A large study of almost 80,000 women concludes that being underweight poses a risk of experiencing early menopause.
The researchers were led by Dr. Kathleen Szegda — who, at the time of the study, was a postdoctoral research associate at the University of Massachusetts in Amherst — and the findings were published in the journal Human Reproduction.
Dr. Szegda and her team started from the observation that high and low levels of fat have been linked with reproductive function in previous studies. They therefore hypothesized that how much a woman weighs may also affect when she experiences menopause.
To test this theory, the researchers analyzed data on 78,759 women from the Nurses' Health Study II, and they clinically followed them between 1989 and 2011. The women were aged 25–42 years, and the researchers gathered information on their height, weight, and menopausal status using a questionnaire.
This information, along with data on hormone therapy use, was gathered and updated every 2 years.
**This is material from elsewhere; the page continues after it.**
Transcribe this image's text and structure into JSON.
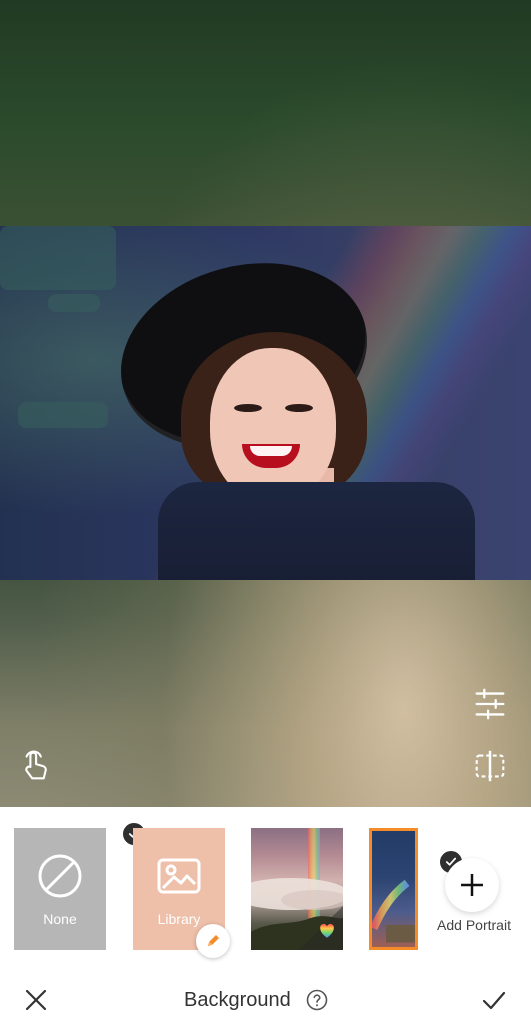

Additionally, information was gathered on the participants' teenage years.
For the study, "early menopause" was defined as occurring before a woman reaches 45. The team used multiple regression models to assess early menopause risk, and overall, 2,804 women in the study reported having experienced it.